Secretary-General Jaap de Hoop Scheffer and military commander General James Jones arrived late on Monday at the head of the large delegation, a spokesman for NATO's International Security Assistance Force (ISAF) said.
The group was due to visit ISAF troops, including in Afghanistan's southern provinces, of which the alliance took command on July 31 and where it is carrying out a major operation to drive Taliban from a Kandahar stronghold.
The delegation, which includes ambassadors from NATO member states, will also meet President Hamid Karzai and representatives from the United Nations and European Union before leaving on Wednesday, a statement said.
The move into the south is NATO's most ambitious military operation. ISAF has 21,000 troops in Afghanistan, including from non-NATO nations.
Operation Medusa was launched on Saturday with about 2,000 NATO and Afghan troops and support staff. ISAF and the defence ministry have said more than 200 rebels have already been killed.
Five Canadian troops have also died in action, one of them by friendly fire, while 14 British soldiers doing aerial reconnaissance died Saturday when their plane crashed.
The NATO visit is intended to assess the expansion of ISAF, spokesman Major Toby Jackman said. The force is due to move into eastern Afghanistan in the coming months to cover the whole of the country.
It will also look at the difficulties of the military campaign, including in trying to avoid civilian casualties, and efforts to prevent acts such as the burning of schools or extra-judiciary killings pinned on the Taliban, he said.
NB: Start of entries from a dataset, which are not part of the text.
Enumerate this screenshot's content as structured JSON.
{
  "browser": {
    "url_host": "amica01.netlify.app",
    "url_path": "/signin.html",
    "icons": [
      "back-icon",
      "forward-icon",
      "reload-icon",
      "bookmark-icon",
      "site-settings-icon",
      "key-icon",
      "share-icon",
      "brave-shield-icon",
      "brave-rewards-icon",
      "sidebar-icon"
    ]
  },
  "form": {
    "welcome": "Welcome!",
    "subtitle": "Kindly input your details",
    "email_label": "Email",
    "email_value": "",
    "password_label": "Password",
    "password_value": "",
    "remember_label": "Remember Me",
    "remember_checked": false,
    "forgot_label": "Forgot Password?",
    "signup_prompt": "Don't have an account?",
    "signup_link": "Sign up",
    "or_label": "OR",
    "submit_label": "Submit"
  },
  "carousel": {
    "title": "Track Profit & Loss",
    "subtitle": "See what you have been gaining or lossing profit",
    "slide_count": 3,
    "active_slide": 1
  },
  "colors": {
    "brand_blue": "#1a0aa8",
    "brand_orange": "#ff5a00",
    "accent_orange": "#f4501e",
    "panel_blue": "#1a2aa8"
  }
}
The group was due to sign a declaration committing NATO to long-term assistance to Afghanistan while respecting its sovereignty, and would also stress the need for continued international engagement to fulfil promises to the country.